Public interest in publication of the story
The Supreme Court was not persuaded by NGN’s argument that there was public interest in “correcting the record” on the applicant’s marriage. There was a distinction between reporting facts capable of contributing to debate of general public interest – where NGN’s article 10 right would apply with full force – and reporting sensationalist news that merely entertains, which does not attract the same robust protection. The public interest “cannot be reduced to the public’s thirst for information about the private life of others, or to the reader’s wish for sensationalism or even voyeurism”: quoting Couderc and Hachette Filipacchi Associés v France (Application No 40454/07) at [101].

Widespread knowledge may not extinguish a privacy claim
Claims based on respect for privacy and family life are based on the two core components of: unwanted access to private information and unwanted access to or intrusion into one's personal space. This second element can justify the grant of an injunction even where confidentiality has evaporated. The publication of the information in overseas media may have destroyed a claim based on confidentiality, but it did not substantially weaken a claim based on intrusion: at [65].

The Supreme Court also rejected the argument that the injunction served no purpose, because in its view there was a qualitative difference in intrusion and distress likely to be inflicted by print publication. Lord Mance approved the statement in JIH v News Group Newspapers [2010] EWHC 2818 that “the repetition of known facts about an individual may constitute unjustified interference”: at [26]. He found the Court of Appeal did not give adequate weight to the extent to which publication in a different medium would exacerbate the interference that had already taken place.

Importance of children’s rights
The Court, and Lady Hale in particular, were at pains to emphasise that the protection of privacy was not just for the benefit of the appellant, but also his two young children. In addition to the children being affected by the breach of their parents’ right to privacy, Lady Hale pointed out that children have privacy interests of their own: at [72].

Lord Toulson reached a different decision, largely on the basis of the loss of secrecy: “the story’s confidentiality has become so porous that the idea of it still remaining secret in a meaningful sense is illusory”: at [86]. He argued that once the facts are widely known, the legal landscape changes, and “the court needs to be very cautious about granting an injunction preventing publication of what is widely known, if it is not to lose public respect for the law”: at [88].

Privacy and the internet
All members of the court appeared to be acutely aware of the implications of the internet and other developments in communications technology for privacy cases such as this one. However they reached different conclusions about the approach to be adopted.

Lord Neuberger took a more strictly legal point of view. While acknowledging that the court may be accused of making vain gestures, he thought the legal position was clear: the applicant had a right to privacy and the court’s role was to protect it.
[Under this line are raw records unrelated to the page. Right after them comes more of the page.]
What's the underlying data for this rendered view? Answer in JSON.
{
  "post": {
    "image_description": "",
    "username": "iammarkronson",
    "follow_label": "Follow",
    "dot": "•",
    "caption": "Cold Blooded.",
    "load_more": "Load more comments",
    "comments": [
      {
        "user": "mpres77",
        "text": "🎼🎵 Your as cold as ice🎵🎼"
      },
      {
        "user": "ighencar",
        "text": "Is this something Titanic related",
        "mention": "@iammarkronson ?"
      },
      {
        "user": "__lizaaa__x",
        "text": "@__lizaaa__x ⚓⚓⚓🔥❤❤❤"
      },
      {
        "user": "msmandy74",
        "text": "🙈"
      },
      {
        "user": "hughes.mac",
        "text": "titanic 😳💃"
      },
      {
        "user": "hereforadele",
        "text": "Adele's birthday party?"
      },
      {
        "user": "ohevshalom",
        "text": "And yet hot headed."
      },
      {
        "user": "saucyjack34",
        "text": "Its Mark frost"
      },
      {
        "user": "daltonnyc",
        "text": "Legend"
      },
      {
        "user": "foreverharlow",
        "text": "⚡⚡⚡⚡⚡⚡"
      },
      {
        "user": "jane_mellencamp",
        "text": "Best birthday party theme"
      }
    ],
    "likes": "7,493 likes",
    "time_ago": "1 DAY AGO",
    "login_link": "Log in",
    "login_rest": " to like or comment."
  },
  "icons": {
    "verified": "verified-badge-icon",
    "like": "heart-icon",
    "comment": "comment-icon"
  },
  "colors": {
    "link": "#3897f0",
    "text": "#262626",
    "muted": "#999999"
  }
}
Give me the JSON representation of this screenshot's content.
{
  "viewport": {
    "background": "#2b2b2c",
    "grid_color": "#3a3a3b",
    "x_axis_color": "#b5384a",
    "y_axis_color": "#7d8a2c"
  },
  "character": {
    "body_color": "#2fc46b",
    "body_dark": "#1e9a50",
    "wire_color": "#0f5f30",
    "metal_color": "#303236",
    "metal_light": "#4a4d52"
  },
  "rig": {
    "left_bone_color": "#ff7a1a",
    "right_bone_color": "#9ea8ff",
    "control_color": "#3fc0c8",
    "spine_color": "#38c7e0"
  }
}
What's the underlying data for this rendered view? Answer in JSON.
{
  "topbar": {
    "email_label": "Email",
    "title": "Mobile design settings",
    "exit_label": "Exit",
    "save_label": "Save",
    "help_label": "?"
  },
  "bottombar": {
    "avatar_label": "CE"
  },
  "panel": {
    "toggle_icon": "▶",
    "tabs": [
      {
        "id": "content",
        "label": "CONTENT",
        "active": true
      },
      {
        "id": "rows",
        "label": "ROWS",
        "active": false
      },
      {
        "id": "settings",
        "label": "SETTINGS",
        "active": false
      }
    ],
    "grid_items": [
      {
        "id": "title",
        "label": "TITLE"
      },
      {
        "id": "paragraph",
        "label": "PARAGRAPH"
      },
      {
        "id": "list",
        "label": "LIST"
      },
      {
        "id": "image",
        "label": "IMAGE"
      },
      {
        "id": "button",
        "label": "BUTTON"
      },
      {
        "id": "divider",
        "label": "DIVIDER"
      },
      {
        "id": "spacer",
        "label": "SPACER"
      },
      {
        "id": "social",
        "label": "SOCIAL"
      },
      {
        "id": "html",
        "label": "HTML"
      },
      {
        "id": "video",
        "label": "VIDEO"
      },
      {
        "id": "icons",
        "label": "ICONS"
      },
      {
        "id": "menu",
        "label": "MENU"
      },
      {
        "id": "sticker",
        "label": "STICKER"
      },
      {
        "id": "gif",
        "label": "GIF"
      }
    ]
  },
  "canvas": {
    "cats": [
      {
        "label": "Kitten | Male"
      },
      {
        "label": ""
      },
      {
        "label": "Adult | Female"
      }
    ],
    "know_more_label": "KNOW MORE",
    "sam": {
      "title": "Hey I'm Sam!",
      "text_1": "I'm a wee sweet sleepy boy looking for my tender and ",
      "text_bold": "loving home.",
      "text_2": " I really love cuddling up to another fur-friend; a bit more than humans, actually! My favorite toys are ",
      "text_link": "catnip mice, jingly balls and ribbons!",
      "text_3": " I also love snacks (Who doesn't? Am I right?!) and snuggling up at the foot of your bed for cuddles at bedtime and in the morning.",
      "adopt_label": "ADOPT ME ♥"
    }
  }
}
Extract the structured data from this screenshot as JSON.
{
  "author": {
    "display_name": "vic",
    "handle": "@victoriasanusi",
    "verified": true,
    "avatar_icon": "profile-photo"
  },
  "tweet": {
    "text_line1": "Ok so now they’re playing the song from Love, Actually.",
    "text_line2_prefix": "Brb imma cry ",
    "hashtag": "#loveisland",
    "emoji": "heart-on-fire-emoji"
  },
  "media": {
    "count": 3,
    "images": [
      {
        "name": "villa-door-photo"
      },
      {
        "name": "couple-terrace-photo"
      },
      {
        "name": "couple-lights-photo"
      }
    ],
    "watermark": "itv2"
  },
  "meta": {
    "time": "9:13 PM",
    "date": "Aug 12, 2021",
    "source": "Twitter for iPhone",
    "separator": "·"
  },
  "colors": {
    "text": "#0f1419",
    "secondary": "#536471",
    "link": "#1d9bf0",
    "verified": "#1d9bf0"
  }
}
On the contrary, Lord Toulson’s comments suggested that the court’s approach should change. In what seemed a more contemporary perspective, he rejected the majority’s distinction between publication in hard copy and online. For this reason, the injunction would serve little or no purpose, and therefore diminish the court’s standing in the eyes of the public.

Brexit and the ECHR
While the two are not linked in law or logic, Britain’s vote to leave the EU seriously increases the risk that it will also leave the ECHR. The chance of this may be heightened under new PM Theresa May, who has spoken against the Convention in the past. Withdrawing from the Convention would leave UK courts unable to draw on EU jurisprudence (as was done by the Court in this case).

 Brexit also raises the question of the EU Charter of Fundamental Rights, which mirrors the ECHR but adds some additional rights. Where the Charter provides for stronger protection than the ECHR (such as children’s rights), these will be lost when the UK withdraws from the EU.

 A full text of the decision can be found here.

 Bobbi Murphy is a Law Graduate at King & Wood Mallesons.